He later progressed to the World Championship final in 1978 and 1981, but lost to Mr Karpov on both occasions.

Korchnoi continued playing chess well into old age.

He was the oldest active chess grandmaster on the international tournament circuit for many years and won the World Senior Chess Championship in 2006.
source

Nov 26, 2019

Tata Steel India Day 4

Magnus Carlsen described his play as “decent” and his lead as “solid” as he top-scored with 6.5/9 on the first day of the Tata Steel Chess India Blitz, extending his lead over Hikaru Nakamura to a massive five points. Hikaru was 2nd top scorer alongside Ian Nepomniachtchi with 5.5/9 while no-one else could manage more than 50%. Vishy Anand’s qualification for the London Grand Chess Tour finals remains the great unknown, with his current score just enough to see him qualify ahead of Maxime Vachier-Lagrave.

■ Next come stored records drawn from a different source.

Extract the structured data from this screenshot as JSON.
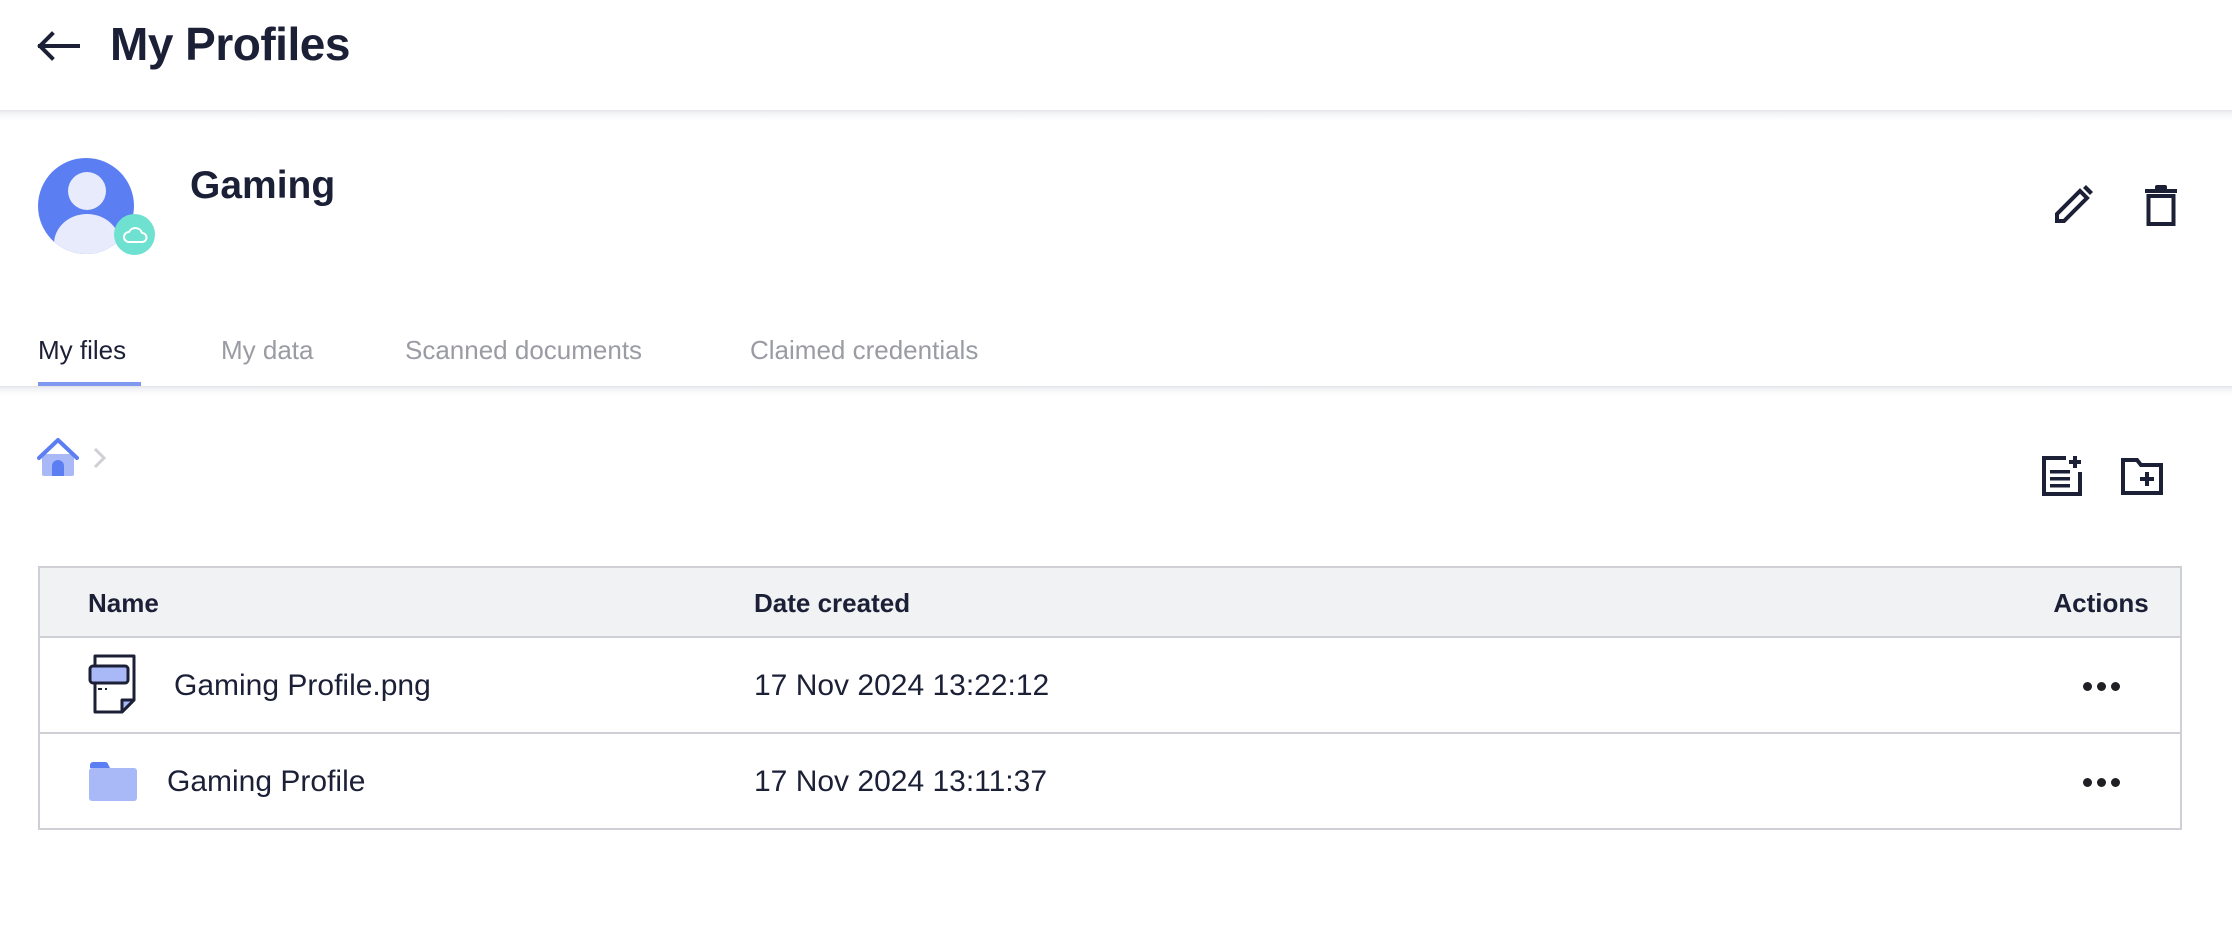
{
  "header": {
    "title": "My Profiles",
    "back_icon": "arrow-left-icon"
  },
  "profile": {
    "name": "Gaming",
    "avatar_icon": "user-avatar-icon",
    "status_badge_icon": "cloud-icon",
    "actions": [
      {
        "id": "edit",
        "icon": "pencil-icon"
      },
      {
        "id": "delete",
        "icon": "trash-icon"
      }
    ]
  },
  "tabs": [
    {
      "label": "My files",
      "active": true
    },
    {
      "label": "My data",
      "active": false
    },
    {
      "label": "Scanned documents",
      "active": false
    },
    {
      "label": "Claimed credentials",
      "active": false
    }
  ],
  "breadcrumb": {
    "home_icon": "home-icon",
    "separator_icon": "chevron-right-icon"
  },
  "toolbar": {
    "add_document_icon": "note-add-icon",
    "add_folder_icon": "folder-add-icon"
  },
  "table": {
    "columns": [
      "Name",
      "Date created",
      "Actions"
    ],
    "rows": [
      {
        "type": "file",
        "icon": "image-file-icon",
        "name": "Gaming Profile.png",
        "date_created": "17 Nov 2024 13:22:12",
        "action_icon": "more-horizontal-icon"
      },
      {
        "type": "folder",
        "icon": "folder-icon",
        "name": "Gaming Profile",
        "date_created": "17 Nov 2024 13:11:37",
        "action_icon": "more-horizontal-icon"
      }
    ]
  },
  "colors": {
    "text_primary": "#1b2037",
    "text_muted": "#9a9ba3",
    "accent": "#5b7ff2",
    "accent_light": "#a9b9f7",
    "tab_indicator": "#7f99f0",
    "cloud_badge": "#6fe1d0",
    "table_header_bg": "#f1f2f4",
    "border": "#cfcfd6"
  }
}
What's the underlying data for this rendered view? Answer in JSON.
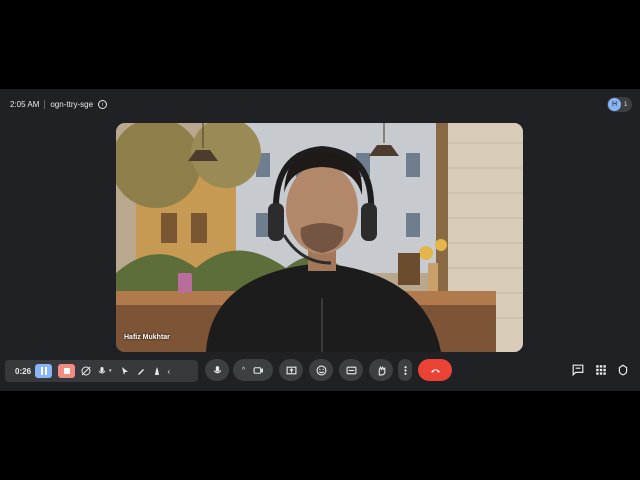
{
  "meeting": {
    "time": "2:05 AM",
    "code": "ogn-ttry-sge",
    "participant_initial": "H",
    "participant_count": "1"
  },
  "tile": {
    "name": "Hafiz Mukhtar"
  },
  "recorder": {
    "elapsed": "0:26"
  },
  "controls": {
    "mic_icon": "mic-icon",
    "camera_icon": "camera-icon",
    "present_icon": "present-icon",
    "emoji_icon": "emoji-icon",
    "captions_icon": "captions-icon",
    "hand_icon": "raise-hand-icon",
    "more_icon": "more-vert-icon",
    "end_icon": "end-call-icon"
  },
  "colors": {
    "end_call": "#ea4335",
    "pause": "#8ab4f8",
    "stop": "#f28b82",
    "bar": "#202124"
  }
}
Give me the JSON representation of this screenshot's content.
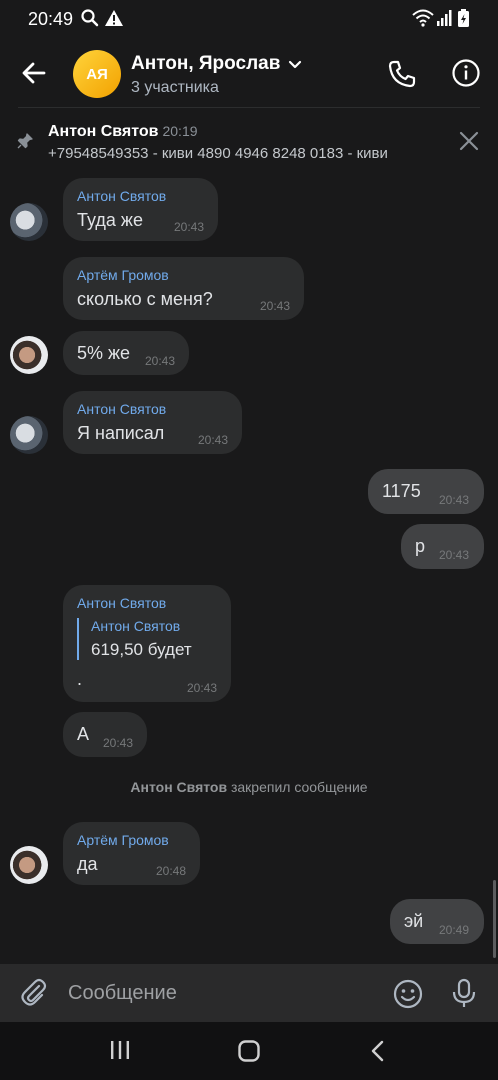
{
  "status_bar": {
    "time": "20:49",
    "icons": [
      "search-icon",
      "warning-icon",
      "wifi-icon",
      "signal-icon",
      "battery-icon"
    ]
  },
  "header": {
    "avatar_initials": "АЯ",
    "title": "Антон, Ярослав",
    "subtitle": "3 участника",
    "accent_color": "#71aaeb"
  },
  "pinned": {
    "author": "Антон Святов",
    "time": "20:19",
    "text": "+79548549353 - киви 4890 4946 8248 0183 - киви"
  },
  "messages": [
    {
      "sender": "Антон Святов",
      "text": "Туда же",
      "time": "20:43"
    },
    {
      "sender": "Артём Громов",
      "text": "сколько с меня?",
      "time": "20:43"
    },
    {
      "text": "5% же",
      "time": "20:43"
    },
    {
      "sender": "Антон Святов",
      "text": "Я написал",
      "time": "20:43"
    },
    {
      "text": "1175",
      "time": "20:43"
    },
    {
      "text": "р",
      "time": "20:43"
    },
    {
      "sender": "Антон Святов",
      "reply_author": "Антон Святов",
      "reply_text": "619,50 будет",
      "text": ".",
      "time": "20:43"
    },
    {
      "text": "А",
      "time": "20:43"
    },
    {
      "sender": "Артём Громов",
      "text": "да",
      "time": "20:48"
    },
    {
      "text": "эй",
      "time": "20:49"
    }
  ],
  "system_message": {
    "actor": "Антон Святов",
    "action": "закрепил сообщение"
  },
  "composer": {
    "placeholder": "Сообщение"
  }
}
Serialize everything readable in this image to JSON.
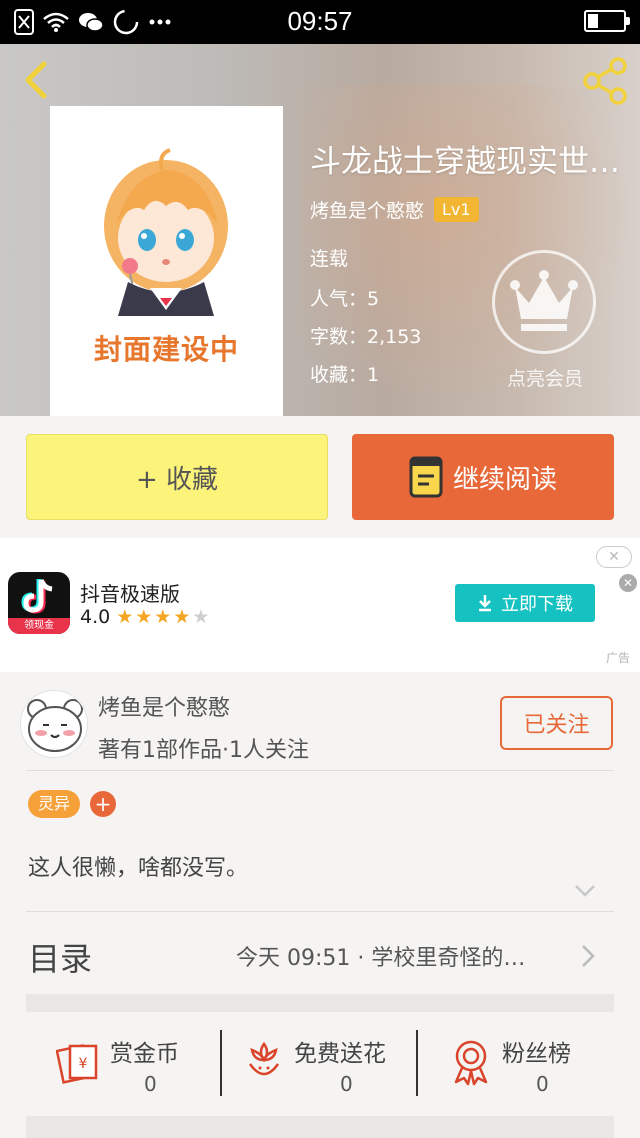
{
  "status_bar": {
    "time": "09:57"
  },
  "book": {
    "title": "斗龙战士穿越现实世…",
    "cover_text": "封面建设中",
    "author": "烤鱼是个憨憨",
    "author_level": "Lv1",
    "status": "连载",
    "popularity": "人气：5",
    "word_count": "字数：2,153",
    "favorites": "收藏：1",
    "vip_label": "点亮会员"
  },
  "actions": {
    "favorite_label": "+ 收藏",
    "read_label": "继续阅读"
  },
  "ad": {
    "app_name": "抖音极速版",
    "rating": "4.0",
    "stars_filled": 4,
    "icon_tag": "领现金",
    "download_label": "立即下载",
    "close_symbol": "✕",
    "ad_label": "广告"
  },
  "author_section": {
    "name": "烤鱼是个憨憨",
    "works": "著有1部作品·1人关注",
    "follow_label": "已关注",
    "genre_tag": "灵异",
    "add_tag": "+",
    "bio": "这人很懒，啥都没写。"
  },
  "toc": {
    "title": "目录",
    "latest": "今天 09:51 · 学校里奇怪的…"
  },
  "stats": [
    {
      "label": "赏金币",
      "value": "0"
    },
    {
      "label": "免费送花",
      "value": "0"
    },
    {
      "label": "粉丝榜",
      "value": "0"
    }
  ],
  "colors": {
    "accent": "#e8683a",
    "favorite_button": "#fbf37a",
    "download_button": "#16c1c1",
    "level_badge": "#f2b632"
  }
}
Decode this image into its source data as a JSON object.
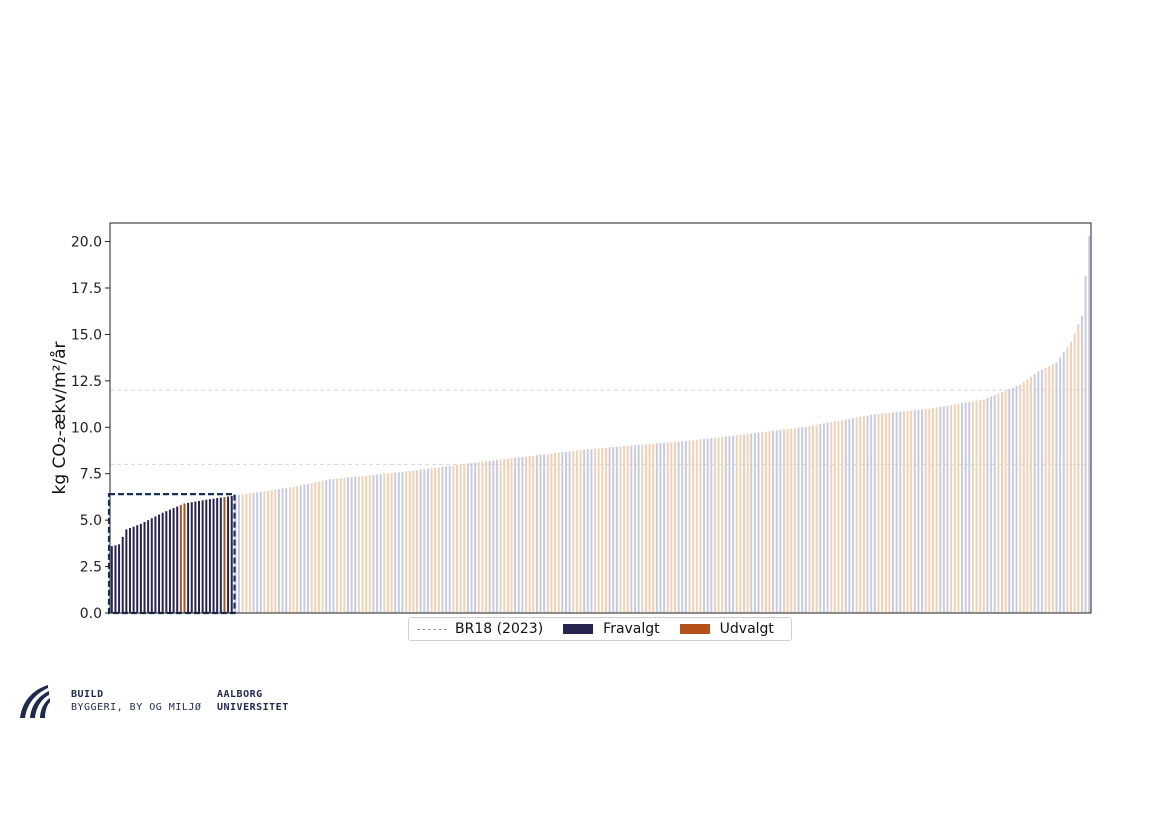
{
  "chart_data": {
    "type": "bar",
    "ylabel": "kg CO₂-ækv/m²/år",
    "ylim": [
      0,
      21
    ],
    "yticks": [
      "0.0",
      "2.5",
      "5.0",
      "7.5",
      "10.0",
      "12.5",
      "15.0",
      "17.5",
      "20.0"
    ],
    "ytick_values": [
      0,
      2.5,
      5,
      7.5,
      10,
      12.5,
      15,
      17.5,
      20
    ],
    "reference_lines": [
      8.0,
      12.0
    ],
    "highlight_box_max": 6.4,
    "highlight_count": 34,
    "udvalgt_indices": [
      19,
      20,
      31
    ],
    "n_bars": 270,
    "value_profile": {
      "x": [
        0,
        2,
        4,
        8,
        14,
        20,
        26,
        33,
        40,
        50,
        60,
        80,
        100,
        130,
        160,
        190,
        210,
        225,
        240,
        250,
        255,
        260,
        264,
        267,
        269
      ],
      "y": [
        3.6,
        3.7,
        4.5,
        4.8,
        5.4,
        5.9,
        6.1,
        6.3,
        6.5,
        6.8,
        7.2,
        7.6,
        8.1,
        8.8,
        9.3,
        10.0,
        10.7,
        11.0,
        11.5,
        12.3,
        13.0,
        13.5,
        14.6,
        16.0,
        20.3
      ]
    },
    "legend": [
      {
        "label": "BR18 (2023)",
        "style": "dashed",
        "color": "#999999"
      },
      {
        "label": "Fravalgt",
        "color": "#272450"
      },
      {
        "label": "Udvalgt",
        "color": "#b5501a"
      }
    ],
    "colors": {
      "fravalgt": "#272450",
      "udvalgt": "#b5501a",
      "faded_a": "#c9cbe0",
      "faded_b": "#f0d2b7",
      "box": "#163160"
    }
  },
  "footer": {
    "build_title": "BUILD",
    "build_subtitle": "BYGGERI, BY OG MILJØ",
    "university_line1": "AALBORG",
    "university_line2": "UNIVERSITET"
  }
}
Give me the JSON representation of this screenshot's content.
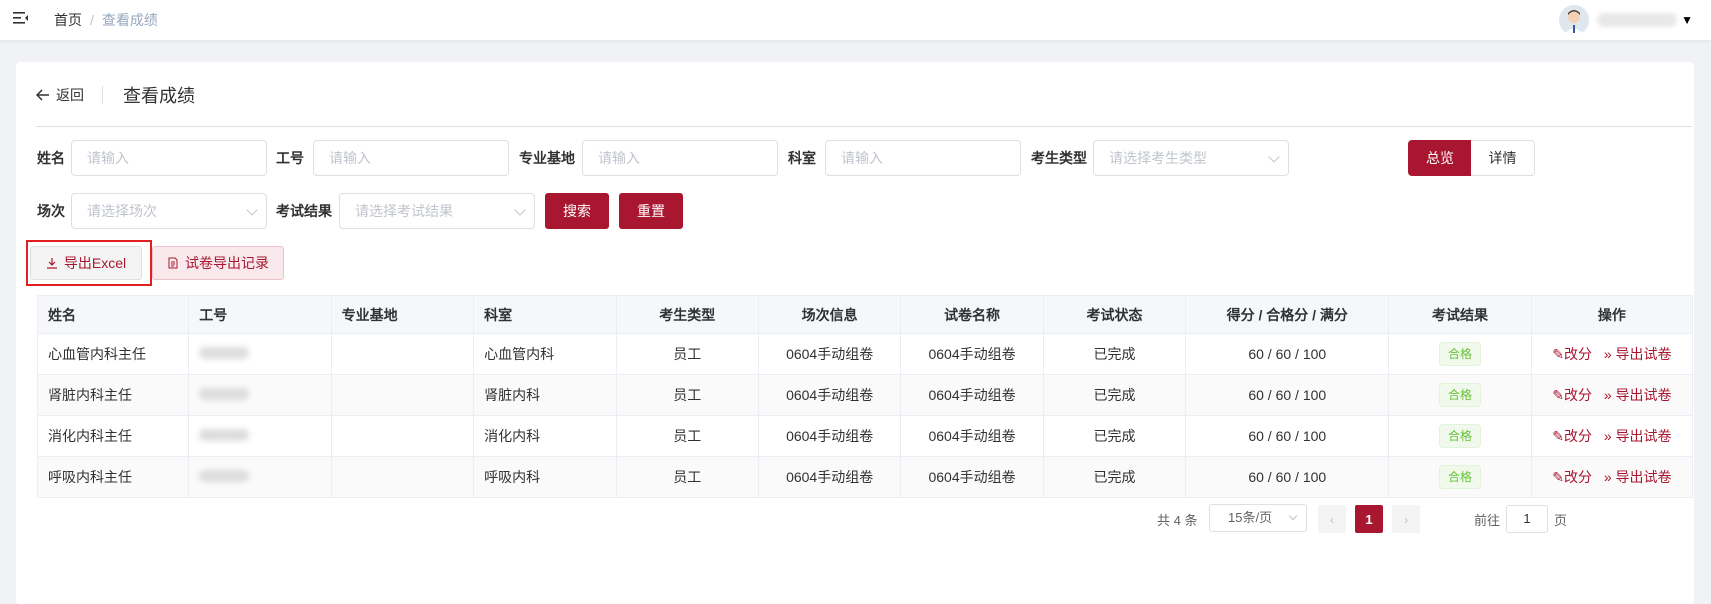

It’s hard to summarise a day of blitz, but as you can see, Magnus Carlsen didn’t slow down: his one loss, to Ding Liren, was sandwiched between a streak of four wins. Other top performers were Hikaru Nakamura, who like Magnus has only lost one game in Kolkata, and Ian Nepomniachtchi, who finally got some sleep and is recognisably himself again. The same can’t be said about Levon Aronian, who described his play as a “disaster”:

By this stage Wesley So and Ian Nepomniachtchi have no hope of reaching the London Grand Chess Tour finals, so the remaining intrigue is whether Vishy Anand or Maxime Vachier-Lagrave will join Magnus, Ding Liren and Levon Aronian. Vishy still needs to get 5 points by finishing in 6th place or better.

See also:

  • Official website
  • Grand Chess Tour page
  • All the Tata Steel India Rapid & Blitz games with computer analysis
  • Tata Steel India Rapid & Blitz kicks off in Kolkata
  • Tata Steel India Day 1: Magnus back on top
  • Tata Steel India Day 2: Magnus rapid no. 1 again
  • Tata Steel India Day 3: The Carlsen exhibition